About

Why History?

Presidential impeachment, gun control, racial divisions, the role of ethnic minorities in our society - these and the other critical debates of our time can be understood only in the context of history.

Knowledge of the past helps us to gain a perspective on the issues of the present and of the future; knowledge of the roots of their culture helps citizens to engage the issues of today so that they may shape tomorrow.

The study of history promotes continuity with our past, encourages understanding of social, political, and economic institutions, and provides insight into our cultural heritage.

Why Millersville?

Millersville is the only institution in southeastern Pennsylvania outside the Philadelphia area to grant these three advanced degrees in history: Baccalaureates in Liberal Arts and in Education, and a Master of Arts in History.

The department offers a quality program in either Liberal Arts or Education. Our faculty, which is recognized as being dedicated to teaching, historical research, and the profession, maintains a strong commitment to scholarship. In addition to offering a wide range of courses in the traditional fields of United States history and European history, the department also offers courses dealing with Africa, Latin America, the Atlantic, the Middle East, Violence, Women, and the Holocaust. Undergraduate students may also qualify to enroll in courses offered by the history department's Master of Arts program to enhance their undergraduate experiences.

Extracurricular events are vital for a thorough education. The department hosts a variety of conferences and colloquia, especially the internationally renowned bi-annual Holocaust Conference.  There is a student-run History Club as well as a local chapter of Phi Alpha Theta, the national history honor society. In addition, the department annually presents a variety of academic awards to students majoring in history.

The Faculty

The members of the History department are dedicated to the teacher-scholar model of professional development. Committed to strong and effective teaching, historical research, and community service, the faculty reflects a variety of teaching and scholarly research specialties. Most are members of major international, national and regional historical associations and are involved actively in research and publishing. Several have held leadership positions in professional organizations like the American Historical Association, the Society of Historians of the Gilded Age and Progressive Era, and the International Society for Medieval Canon Law,  as well as the Massachusetts Historical Society and the Pennsylvania Historical and Museum Commission. And all full time faculty have doctorates. Two important editing projects have been housed in the department: the Winthrop Papers and the Journal of Baltic Studies.

Career Opportunities

A degree in history may be an end in itself. It is, however, an excellent choice for anyone who wishes to pursue entry into the profession of history.
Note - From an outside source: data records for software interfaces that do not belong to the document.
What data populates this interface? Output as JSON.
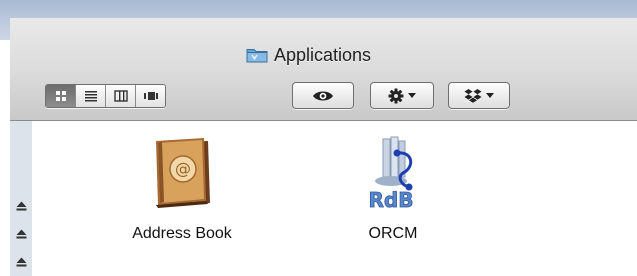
{
  "window": {
    "title": "Applications",
    "title_icon": "folder-icon"
  },
  "toolbar": {
    "view_modes": [
      {
        "icon": "icon-view-icon",
        "selected": true
      },
      {
        "icon": "list-view-icon",
        "selected": false
      },
      {
        "icon": "column-view-icon",
        "selected": false
      },
      {
        "icon": "cover-flow-view-icon",
        "selected": false
      }
    ],
    "quick_look_icon": "eye-icon",
    "action_icon": "gear-icon",
    "dropbox_icon": "dropbox-icon"
  },
  "sidebar": {
    "eject_icons": [
      "eject-icon",
      "eject-icon",
      "eject-icon"
    ]
  },
  "files": [
    {
      "label": "Address Book",
      "icon": "address-book-icon"
    },
    {
      "label": "ORCM",
      "icon": "rdb-app-icon"
    }
  ],
  "colors": {
    "toolbar_top": "#e9e9e9",
    "toolbar_bottom": "#c9c9c9",
    "sidebar": "#dde3ea",
    "selected_view_button": "#6c6c6c",
    "desktop": "#b4c2d9"
  }
}
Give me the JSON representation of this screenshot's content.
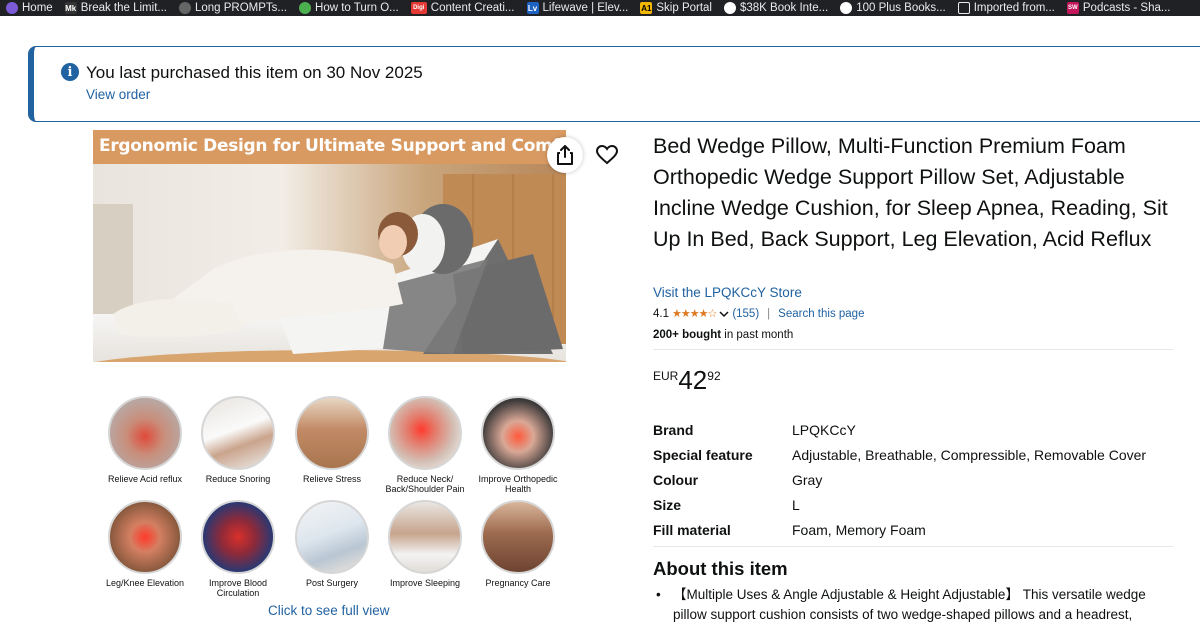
{
  "bookmarks": [
    {
      "label": "Home",
      "icon": "home-icon",
      "color": "#7b5cd6",
      "glyph": ""
    },
    {
      "label": "Break the Limit...",
      "icon": "mk-icon",
      "color": "#333333",
      "glyph": "Mk"
    },
    {
      "label": "Long PROMPTs...",
      "icon": "prompt-icon",
      "color": "#666666",
      "glyph": ""
    },
    {
      "label": "How to Turn O...",
      "icon": "globe-icon",
      "color": "#4caf50",
      "glyph": ""
    },
    {
      "label": "Content Creati...",
      "icon": "digi-icon",
      "color": "#e53935",
      "glyph": "Digi"
    },
    {
      "label": "Lifewave | Elev...",
      "icon": "lifewave-icon",
      "color": "#1e63c4",
      "glyph": "Lv"
    },
    {
      "label": "Skip Portal",
      "icon": "skip-icon",
      "color": "#f2b705",
      "glyph": "A1"
    },
    {
      "label": "$38K Book Inte...",
      "icon": "book-icon",
      "color": "#222222",
      "glyph": ""
    },
    {
      "label": "100 Plus Books...",
      "icon": "books-icon",
      "color": "#222222",
      "glyph": ""
    },
    {
      "label": "Imported from...",
      "icon": "folder-icon",
      "color": "#202124",
      "glyph": ""
    },
    {
      "label": "Podcasts - Sha...",
      "icon": "sw-icon",
      "color": "#c2185b",
      "glyph": "SW"
    }
  ],
  "notice": {
    "message": "You last purchased this item on 30 Nov 2025",
    "link": "View order",
    "accent": "#2162a1"
  },
  "image": {
    "banner_text": "Ergonomic Design for Ultimate Support and Comfort",
    "full_view_link": "Click to see full view"
  },
  "benefits": [
    {
      "label": "Relieve Acid reflux"
    },
    {
      "label": "Reduce Snoring"
    },
    {
      "label": "Relieve Stress"
    },
    {
      "label": "Reduce Neck/ Back/Shoulder Pain"
    },
    {
      "label": "Improve Orthopedic Health"
    },
    {
      "label": "Leg/Knee Elevation"
    },
    {
      "label": "Improve Blood Circulation"
    },
    {
      "label": "Post Surgery"
    },
    {
      "label": "Improve Sleeping"
    },
    {
      "label": "Pregnancy Care"
    }
  ],
  "product": {
    "title": "Bed Wedge Pillow, Multi-Function Premium Foam Orthopedic Wedge Support Pillow Set, Adjustable Incline Wedge Cushion, for Sleep Apnea, Reading, Sit Up In Bed, Back Support, Leg Elevation, Acid Reflux",
    "store_link": "Visit the LPQKCcY Store",
    "rating": "4.1",
    "rating_fraction": 0.82,
    "review_count": "(155)",
    "search_link": "Search this page",
    "bought_bold": "200+ bought",
    "bought_rest": " in past month",
    "price_currency": "EUR",
    "price_whole": "42",
    "price_fraction": "92",
    "star_color": "#de7921"
  },
  "specs": [
    {
      "key": "Brand",
      "value": "LPQKCcY"
    },
    {
      "key": "Special feature",
      "value": "Adjustable, Breathable, Compressible, Removable Cover"
    },
    {
      "key": "Colour",
      "value": "Gray"
    },
    {
      "key": "Size",
      "value": "L"
    },
    {
      "key": "Fill material",
      "value": "Foam, Memory Foam"
    }
  ],
  "about": {
    "title": "About this item",
    "bullets": [
      "【Multiple Uses & Angle Adjustable & Height Adjustable】 This versatile wedge pillow support cushion consists of two wedge-shaped pillows and a headrest,"
    ]
  }
}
Many recent graduates have gone on to study in the nation's leading graduate schools and now teach in colleges and universities.

For those who wish to teach social studies in secondary schools, our faculty works hard to provide education majors with an understanding of American culture, Western Civilization, and the major cultures of the non-western world.

Other history graduates have found careers in diverse fields including:

  • Law
  • Real Estate
  • Business
  • Teaching/Research
  • Librarianship
  • Government Services
  • Journalism
  • Historical Preservation
  • Archives

Facilities

The History department is located on the third floor of the Sanders P. McComsey Hall; most classes, lectures and seminars are held in this building. The McNairy Library has one of the finest collections of books in the field of history and related disciplines in the region. In addition to a large collection of titles in the field of history, the library subscribes to a wide array of historical and related journals, some in hard copy, others in archival microfilm or on-line form. This includes a fine collection of reference and government materials.

An efficient system of interlibrary loans allows students to draw upon even more works, if needed, from research libraries all over the country. Computer workstations in the library and elsewhere on campus allow students ample opportunity to research topics on-line.

For more information, contact Ms. Maggie Eichler, Department Secretary.